(1) We must give you a copy of the written report within 15 days of the evaluation.

(2) We keep the written report in your confidential employee medical file (see sections 11 and 13).

11. Confidentiality of Medical Evaluations and Blood Test Results. We must keep all information concerning both the exposed employee and the person causing the exposure in accordance with the safeguards identified in Privacy Act system OPM/GOVT – 10. We only grant access to such records to those people authorized in accordance with the routine uses identified by OPM/GOVT – 10. You may obtain a hardcopy of OPM/GOVT – 10 from your Project Leader, supervisor, or the Service’s Privacy Act Officer.

12. Training

A. Training for Employees on the Occupational Exposure List (FWS Form 3-2282). [Person responsible for Bloodborne Pathogens Program training at the facility/workplace] must make sure you are trained when you are initially assigned to an occupationally exposed position, and then annually for as long as you are in that position. The training must include the following:

•  Basic requirements of the OSHA Bloodborne Pathogens standard.

•  Where you can read or get a copy of the OSHA Bloodborne Pathogens standard.

•  Information on bloodborne diseases and how they are transmitted.

•  The contents of our Exposure Control Plan.

•  Tasks that may expose you to blood or OPIM at this facility/workplace.

•  Control methods we will use to minimize your exposure to blood or OPIM.

•  Information on types, proper use, location, removal, handling, decontamination, and disposal of personal protective equipment.

•  Signs, labels, and posters used here.

•  HBV vaccine program.

•  Post-exposure evaluation and followup procedures.

Note: If the Service trains you in CPR/first aid/AED, we will offer you the same or similar bloodborne pathogens training annually.

B. Training for Employees NOT on the Occupational Exposure List. We will provide general awareness training through booklets, posters, the Department’s online course, or other forms of information to employees who are not on the occupational exposure list. We will also provide a basic overview of the program requirements. If you have questions about the bloodborne pathogens program, you can also contact [Person responsible for bloodborne pathogens program training at the facility/workplace].

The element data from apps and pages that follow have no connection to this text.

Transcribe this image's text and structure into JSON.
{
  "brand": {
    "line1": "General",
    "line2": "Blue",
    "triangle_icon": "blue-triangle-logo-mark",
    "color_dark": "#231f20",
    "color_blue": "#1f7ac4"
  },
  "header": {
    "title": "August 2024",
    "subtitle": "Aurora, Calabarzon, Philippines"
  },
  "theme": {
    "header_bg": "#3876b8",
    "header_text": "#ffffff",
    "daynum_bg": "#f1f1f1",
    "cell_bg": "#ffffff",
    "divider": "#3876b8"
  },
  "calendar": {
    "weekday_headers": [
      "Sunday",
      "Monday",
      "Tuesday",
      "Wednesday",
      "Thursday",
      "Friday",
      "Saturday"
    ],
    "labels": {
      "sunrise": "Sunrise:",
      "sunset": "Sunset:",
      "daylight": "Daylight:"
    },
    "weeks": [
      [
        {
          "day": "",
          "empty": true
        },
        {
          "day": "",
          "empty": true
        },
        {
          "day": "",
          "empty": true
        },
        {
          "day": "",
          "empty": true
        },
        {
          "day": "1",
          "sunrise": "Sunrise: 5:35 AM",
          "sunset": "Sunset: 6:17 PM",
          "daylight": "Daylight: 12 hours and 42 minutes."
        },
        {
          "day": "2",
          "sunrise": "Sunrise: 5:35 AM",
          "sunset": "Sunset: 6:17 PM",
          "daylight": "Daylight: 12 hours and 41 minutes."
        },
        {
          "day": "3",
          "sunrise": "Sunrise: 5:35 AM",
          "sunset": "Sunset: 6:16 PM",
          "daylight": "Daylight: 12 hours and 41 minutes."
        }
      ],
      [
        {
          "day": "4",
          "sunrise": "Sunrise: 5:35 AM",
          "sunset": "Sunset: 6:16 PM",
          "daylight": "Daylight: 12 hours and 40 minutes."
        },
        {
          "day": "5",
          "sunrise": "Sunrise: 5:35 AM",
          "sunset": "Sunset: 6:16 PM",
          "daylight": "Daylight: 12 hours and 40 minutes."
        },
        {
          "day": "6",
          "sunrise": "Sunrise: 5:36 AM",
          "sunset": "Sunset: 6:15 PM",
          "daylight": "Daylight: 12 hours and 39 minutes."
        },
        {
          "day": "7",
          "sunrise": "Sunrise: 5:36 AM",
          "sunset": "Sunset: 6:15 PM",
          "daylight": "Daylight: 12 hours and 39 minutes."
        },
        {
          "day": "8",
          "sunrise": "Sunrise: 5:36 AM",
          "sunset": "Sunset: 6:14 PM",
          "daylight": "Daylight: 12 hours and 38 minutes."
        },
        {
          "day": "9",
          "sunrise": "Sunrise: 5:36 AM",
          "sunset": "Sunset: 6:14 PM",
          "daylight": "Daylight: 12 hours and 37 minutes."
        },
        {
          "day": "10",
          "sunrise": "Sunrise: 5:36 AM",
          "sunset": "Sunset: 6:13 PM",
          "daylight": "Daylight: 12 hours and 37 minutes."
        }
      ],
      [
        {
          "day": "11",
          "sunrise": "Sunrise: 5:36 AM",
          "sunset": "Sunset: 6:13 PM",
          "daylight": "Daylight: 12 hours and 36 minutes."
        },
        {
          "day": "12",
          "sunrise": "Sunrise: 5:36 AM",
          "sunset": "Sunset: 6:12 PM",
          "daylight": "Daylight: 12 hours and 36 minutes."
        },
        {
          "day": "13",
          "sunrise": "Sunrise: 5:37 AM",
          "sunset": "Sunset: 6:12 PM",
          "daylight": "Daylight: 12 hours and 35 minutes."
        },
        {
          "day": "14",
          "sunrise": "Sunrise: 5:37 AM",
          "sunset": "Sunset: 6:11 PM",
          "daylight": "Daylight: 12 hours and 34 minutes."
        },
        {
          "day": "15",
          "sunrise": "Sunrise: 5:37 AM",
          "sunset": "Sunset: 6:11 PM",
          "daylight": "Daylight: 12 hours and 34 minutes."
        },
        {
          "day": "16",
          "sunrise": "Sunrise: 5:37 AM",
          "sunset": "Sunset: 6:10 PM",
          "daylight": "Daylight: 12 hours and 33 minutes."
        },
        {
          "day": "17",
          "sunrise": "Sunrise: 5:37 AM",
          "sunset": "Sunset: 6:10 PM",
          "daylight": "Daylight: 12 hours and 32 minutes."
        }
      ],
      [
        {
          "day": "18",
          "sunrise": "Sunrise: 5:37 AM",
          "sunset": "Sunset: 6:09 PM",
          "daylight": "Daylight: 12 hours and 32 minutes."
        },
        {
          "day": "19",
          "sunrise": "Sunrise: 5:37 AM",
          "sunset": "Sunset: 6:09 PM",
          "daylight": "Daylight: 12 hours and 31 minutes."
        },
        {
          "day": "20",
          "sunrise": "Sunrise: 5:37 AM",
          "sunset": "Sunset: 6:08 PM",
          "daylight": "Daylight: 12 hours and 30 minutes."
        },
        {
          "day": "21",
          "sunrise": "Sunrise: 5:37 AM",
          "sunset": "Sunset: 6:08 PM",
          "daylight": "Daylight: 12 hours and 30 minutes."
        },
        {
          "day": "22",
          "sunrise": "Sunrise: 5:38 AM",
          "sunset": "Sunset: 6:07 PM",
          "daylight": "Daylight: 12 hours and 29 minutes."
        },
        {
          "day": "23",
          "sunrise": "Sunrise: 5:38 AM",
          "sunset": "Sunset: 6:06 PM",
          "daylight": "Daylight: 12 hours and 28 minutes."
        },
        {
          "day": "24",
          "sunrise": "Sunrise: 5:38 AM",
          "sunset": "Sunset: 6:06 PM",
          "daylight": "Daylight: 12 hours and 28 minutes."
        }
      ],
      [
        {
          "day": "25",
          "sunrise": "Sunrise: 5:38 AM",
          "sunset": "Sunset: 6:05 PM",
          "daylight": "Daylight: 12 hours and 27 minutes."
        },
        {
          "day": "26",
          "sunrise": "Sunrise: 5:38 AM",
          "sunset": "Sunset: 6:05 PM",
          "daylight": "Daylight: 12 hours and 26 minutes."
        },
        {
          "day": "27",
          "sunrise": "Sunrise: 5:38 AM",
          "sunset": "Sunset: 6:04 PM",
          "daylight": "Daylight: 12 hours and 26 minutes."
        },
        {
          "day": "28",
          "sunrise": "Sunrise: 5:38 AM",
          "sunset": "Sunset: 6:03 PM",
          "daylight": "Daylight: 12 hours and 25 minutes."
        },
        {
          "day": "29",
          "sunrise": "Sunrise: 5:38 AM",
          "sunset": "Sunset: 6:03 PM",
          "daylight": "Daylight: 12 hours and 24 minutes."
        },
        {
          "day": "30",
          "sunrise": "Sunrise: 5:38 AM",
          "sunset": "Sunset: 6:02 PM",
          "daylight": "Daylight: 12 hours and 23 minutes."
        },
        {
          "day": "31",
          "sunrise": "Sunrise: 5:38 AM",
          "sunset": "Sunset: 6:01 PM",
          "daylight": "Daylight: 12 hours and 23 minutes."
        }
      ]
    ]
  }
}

13. Records. The Bloodborne Pathogens Standard requires us to keep medical treatment, exposure, immunization (including the consent/refusal form), and training records on all employees who are on our Occupational Exposure List or who have an exposure incident. Your supervisor must make sure that all records required by the OSHA standard are completed.

A. Training Records. We keep the following information in your training records for 3 years from the date of training:

•  Your name.

•  Training dates.

•  Contents or summary of the training sessions.

•  Names and qualifications of the people who train you.

B. Content of the Employee Medical File. We keep and maintain the following information in your employee medical file in accordance with 5 U.S.C. 552a (The Privacy Act of 1974) for length of employment. We send post-employment records to the National Personnel Records Center. They maintain them for 30 years.

•  Your name.

•  Your social security number.

•  Hepatitis B vaccination status.

•  Hepatitis B vaccination consent/refusal form.

•  Post-exposure evaluation (if appropriate).

•  Followup procedures results (if appropriate).

•  Healthcare professional’s written opinion (if appropriate).

C. Access to the Employee Medical File. Contingent on a documented need to know, we may only provide information contained in your records to the following:

•  You.

•  Anyone to whom you give written consent.

•  Official representatives of OSHA.

•  Official representatives of the National Institute for Occupational Safety and Health (NIOSH).

•  Servicing Human Resources office representative.